=== Begin Enclosure ===
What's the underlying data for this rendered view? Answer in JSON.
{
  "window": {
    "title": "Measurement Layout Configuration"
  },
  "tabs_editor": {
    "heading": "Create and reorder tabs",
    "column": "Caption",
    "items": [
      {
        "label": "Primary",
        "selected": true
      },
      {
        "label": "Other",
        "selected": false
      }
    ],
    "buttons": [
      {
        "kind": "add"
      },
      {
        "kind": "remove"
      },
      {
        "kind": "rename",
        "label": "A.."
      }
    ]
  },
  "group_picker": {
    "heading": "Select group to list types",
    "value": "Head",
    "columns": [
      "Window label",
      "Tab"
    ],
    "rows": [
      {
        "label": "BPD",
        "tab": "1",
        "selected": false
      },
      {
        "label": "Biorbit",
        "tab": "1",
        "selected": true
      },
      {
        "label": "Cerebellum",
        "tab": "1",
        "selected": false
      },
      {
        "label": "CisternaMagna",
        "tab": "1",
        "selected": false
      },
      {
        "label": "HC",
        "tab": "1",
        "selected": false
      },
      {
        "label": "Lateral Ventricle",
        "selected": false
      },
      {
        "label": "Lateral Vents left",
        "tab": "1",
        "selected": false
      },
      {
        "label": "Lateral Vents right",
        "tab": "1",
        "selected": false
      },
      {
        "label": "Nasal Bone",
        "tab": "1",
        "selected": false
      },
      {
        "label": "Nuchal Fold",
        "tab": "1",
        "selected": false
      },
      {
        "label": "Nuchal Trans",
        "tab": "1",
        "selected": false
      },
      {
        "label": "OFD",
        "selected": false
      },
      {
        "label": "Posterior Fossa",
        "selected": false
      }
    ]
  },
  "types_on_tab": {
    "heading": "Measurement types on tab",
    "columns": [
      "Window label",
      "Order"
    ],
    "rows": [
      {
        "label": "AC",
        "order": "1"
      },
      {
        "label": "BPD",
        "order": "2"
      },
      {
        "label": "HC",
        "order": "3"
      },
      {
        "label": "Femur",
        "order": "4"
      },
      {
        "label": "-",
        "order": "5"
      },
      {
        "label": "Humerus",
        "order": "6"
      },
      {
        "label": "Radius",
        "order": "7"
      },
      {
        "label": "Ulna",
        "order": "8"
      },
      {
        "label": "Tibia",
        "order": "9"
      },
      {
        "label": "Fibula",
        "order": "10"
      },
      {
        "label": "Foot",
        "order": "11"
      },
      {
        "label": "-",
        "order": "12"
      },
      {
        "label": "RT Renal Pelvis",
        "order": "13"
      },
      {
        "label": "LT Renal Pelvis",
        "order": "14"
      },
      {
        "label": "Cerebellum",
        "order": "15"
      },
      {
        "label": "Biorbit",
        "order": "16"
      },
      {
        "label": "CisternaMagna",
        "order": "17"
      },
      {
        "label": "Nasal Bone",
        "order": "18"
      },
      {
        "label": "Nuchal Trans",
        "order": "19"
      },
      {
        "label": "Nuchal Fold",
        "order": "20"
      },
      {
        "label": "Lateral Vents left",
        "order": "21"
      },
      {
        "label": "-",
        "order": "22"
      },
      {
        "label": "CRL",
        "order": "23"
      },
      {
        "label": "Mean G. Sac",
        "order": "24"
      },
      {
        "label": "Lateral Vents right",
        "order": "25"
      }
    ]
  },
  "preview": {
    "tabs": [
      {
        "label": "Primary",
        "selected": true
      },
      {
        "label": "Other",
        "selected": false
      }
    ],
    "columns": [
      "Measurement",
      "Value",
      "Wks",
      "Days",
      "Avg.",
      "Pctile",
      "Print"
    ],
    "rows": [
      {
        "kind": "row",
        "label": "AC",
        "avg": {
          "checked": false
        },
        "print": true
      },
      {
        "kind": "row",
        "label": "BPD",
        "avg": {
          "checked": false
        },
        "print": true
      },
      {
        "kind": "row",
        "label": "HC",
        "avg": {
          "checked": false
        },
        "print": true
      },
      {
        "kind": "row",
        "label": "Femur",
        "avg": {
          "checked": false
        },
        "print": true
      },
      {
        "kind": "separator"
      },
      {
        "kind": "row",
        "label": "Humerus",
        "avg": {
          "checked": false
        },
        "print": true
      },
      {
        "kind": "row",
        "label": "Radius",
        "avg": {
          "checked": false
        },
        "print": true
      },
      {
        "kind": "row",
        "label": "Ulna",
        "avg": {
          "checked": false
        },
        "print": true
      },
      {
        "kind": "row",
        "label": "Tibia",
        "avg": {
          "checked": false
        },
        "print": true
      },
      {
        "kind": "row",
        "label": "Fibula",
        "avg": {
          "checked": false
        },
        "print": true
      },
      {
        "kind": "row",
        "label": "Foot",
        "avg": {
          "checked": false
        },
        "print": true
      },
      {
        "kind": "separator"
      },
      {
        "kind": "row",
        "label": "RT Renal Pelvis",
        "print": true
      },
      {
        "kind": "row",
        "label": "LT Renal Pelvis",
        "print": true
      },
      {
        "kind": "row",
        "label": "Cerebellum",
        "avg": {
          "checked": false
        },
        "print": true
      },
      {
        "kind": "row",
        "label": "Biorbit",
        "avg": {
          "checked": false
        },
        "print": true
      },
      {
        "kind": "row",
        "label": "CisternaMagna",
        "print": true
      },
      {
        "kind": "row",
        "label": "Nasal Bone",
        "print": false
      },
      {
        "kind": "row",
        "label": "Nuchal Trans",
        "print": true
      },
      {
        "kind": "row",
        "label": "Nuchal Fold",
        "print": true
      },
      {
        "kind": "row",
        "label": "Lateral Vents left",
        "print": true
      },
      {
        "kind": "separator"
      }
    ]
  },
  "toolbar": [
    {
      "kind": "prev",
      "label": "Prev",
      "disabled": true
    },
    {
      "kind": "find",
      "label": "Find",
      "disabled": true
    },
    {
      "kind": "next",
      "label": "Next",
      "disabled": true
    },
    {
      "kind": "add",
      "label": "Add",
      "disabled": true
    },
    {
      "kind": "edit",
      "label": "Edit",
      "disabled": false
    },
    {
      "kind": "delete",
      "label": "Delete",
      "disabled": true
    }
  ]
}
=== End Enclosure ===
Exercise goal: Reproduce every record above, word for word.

Task response:
What's the underlying data for this rendered view? Answer in JSON.
{
  "window": {
    "title": "Measurement Layout Configuration"
  },
  "tabs_editor": {
    "heading": "Create and reorder tabs",
    "column": "Caption",
    "items": [
      {
        "label": "Primary",
        "selected": true
      },
      {
        "label": "Other",
        "selected": false
      }
    ],
    "buttons": [
      {
        "kind": "add"
      },
      {
        "kind": "remove"
      },
      {
        "kind": "rename",
        "label": "A.."
      }
    ]
  },
  "group_picker": {
    "heading": "Select group to list types",
    "value": "Head",
    "columns": [
      "Window label",
      "Tab"
    ],
    "rows": [
      {
        "label": "BPD",
        "tab": "1",
        "selected": false
      },
      {
        "label": "Biorbit",
        "tab": "1",
        "selected": true
      },
      {
        "label": "Cerebellum",
        "tab": "1",
        "selected": false
      },
      {
        "label": "CisternaMagna",
        "tab": "1",
        "selected": false
      },
      {
        "label": "HC",
        "tab": "1",
        "selected": false
      },
      {
        "label": "Lateral Ventricle",
        "selected": false
      },
      {
        "label": "Lateral Vents left",
        "tab": "1",
        "selected": false
      },
      {
        "label": "Lateral Vents right",
        "tab": "1",
        "selected": false
      },
      {
        "label": "Nasal Bone",
        "tab": "1",
        "selected": false
      },
      {
        "label": "Nuchal Fold",
        "tab": "1",
        "selected": false
      },
      {
        "label": "Nuchal Trans",
        "tab": "1",
        "selected": false
      },
      {
        "label": "OFD",
        "selected": false
      },
      {
        "label": "Posterior Fossa",
        "selected": false
      }
    ]
  },
  "types_on_tab": {
    "heading": "Measurement types on tab",
    "columns": [
      "Window label",
      "Order"
    ],
    "rows": [
      {
        "label": "AC",
        "order": "1"
      },
      {
        "label": "BPD",
        "order": "2"
      },
      {
        "label": "HC",
        "order": "3"
      },
      {
        "label": "Femur",
        "order": "4"
      },
      {
        "label": "-",
        "order": "5"
      },
      {
        "label": "Humerus",
        "order": "6"
      },
      {
        "label": "Radius",
        "order": "7"
      },
      {
        "label": "Ulna",
        "order": "8"
      },
      {
        "label": "Tibia",
        "order": "9"
      },
      {
        "label": "Fibula",
        "order": "10"
      },
      {
        "label": "Foot",
        "order": "11"
      },
      {
        "label": "-",
        "order": "12"
      },
      {
        "label": "RT Renal Pelvis",
        "order": "13"
      },
      {
        "label": "LT Renal Pelvis",
        "order": "14"
      },
      {
        "label": "Cerebellum",
        "order": "15"
      },
      {
        "label": "Biorbit",
        "order": "16"
      },
      {
        "label": "CisternaMagna",
        "order": "17"
      },
      {
        "label": "Nasal Bone",
        "order": "18"
      },
      {
        "label": "Nuchal Trans",
        "order": "19"
      },
      {
        "label": "Nuchal Fold",
        "order": "20"
      },
      {
        "label": "Lateral Vents left",
        "order": "21"
      },
      {
        "label": "-",
        "order": "22"
      },
      {
        "label": "CRL",
        "order": "23"
      },
      {
        "label": "Mean G. Sac",
        "order": "24"
      },
      {
        "label": "Lateral Vents right",
        "order": "25"
      }
    ]
  },
  "preview": {
    "tabs": [
      {
        "label": "Primary",
        "selected": true
      },
      {
        "label": "Other",
        "selected": false
      }
    ],
    "columns": [
      "Measurement",
      "Value",
      "Wks",
      "Days",
      "Avg.",
      "Pctile",
      "Print"
    ],
    "rows": [
      {
        "kind": "row",
        "label": "AC",
        "avg": {
          "checked": false
        },
        "print": true
      },
      {
        "kind": "row",
        "label": "BPD",
        "avg": {
          "checked": false
        },
        "print": true
      },
      {
        "kind": "row",
        "label": "HC",
        "avg": {
          "checked": false
        },
        "print": true
      },
      {
        "kind": "row",
        "label": "Femur",
        "avg": {
          "checked": false
        },
        "print": true
      },
      {
        "kind": "separator"
      },
      {
        "kind": "row",
        "label": "Humerus",
        "avg": {
          "checked": false
        },
        "print": true
      },
      {
        "kind": "row",
        "label": "Radius",
        "avg": {
          "checked": false
        },
        "print": true
      },
      {
        "kind": "row",
        "label": "Ulna",
        "avg": {
          "checked": false
        },
        "print": true
      },
      {
        "kind": "row",
        "label": "Tibia",
        "avg": {
          "checked": false
        },
        "print": true
      },
      {
        "kind": "row",
        "label": "Fibula",
        "avg": {
          "checked": false
        },
        "print": true
      },
      {
        "kind": "row",
        "label": "Foot",
        "avg": {
          "checked": false
        },
        "print": true
      },
      {
        "kind": "separator"
      },
      {
        "kind": "row",
        "label": "RT Renal Pelvis",
        "print": true
      },
      {
        "kind": "row",
        "label": "LT Renal Pelvis",
        "print": true
      },
      {
        "kind": "row",
        "label": "Cerebellum",
        "avg": {
          "checked": false
        },
        "print": true
      },
      {
        "kind": "row",
        "label": "Biorbit",
        "avg": {
          "checked": false
        },
        "print": true
      },
      {
        "kind": "row",
        "label": "CisternaMagna",
        "print": true
      },
      {
        "kind": "row",
        "label": "Nasal Bone",
        "print": false
      },
      {
        "kind": "row",
        "label": "Nuchal Trans",
        "print": true
      },
      {
        "kind": "row",
        "label": "Nuchal Fold",
        "print": true
      },
      {
        "kind": "row",
        "label": "Lateral Vents left",
        "print": true
      },
      {
        "kind": "separator"
      }
    ]
  },
  "toolbar": [
    {
      "kind": "prev",
      "label": "Prev",
      "disabled": true
    },
    {
      "kind": "find",
      "label": "Find",
      "disabled": true
    },
    {
      "kind": "next",
      "label": "Next",
      "disabled": true
    },
    {
      "kind": "add",
      "label": "Add",
      "disabled": true
    },
    {
      "kind": "edit",
      "label": "Edit",
      "disabled": false
    },
    {
      "kind": "delete",
      "label": "Delete",
      "disabled": true
    }
  ]
}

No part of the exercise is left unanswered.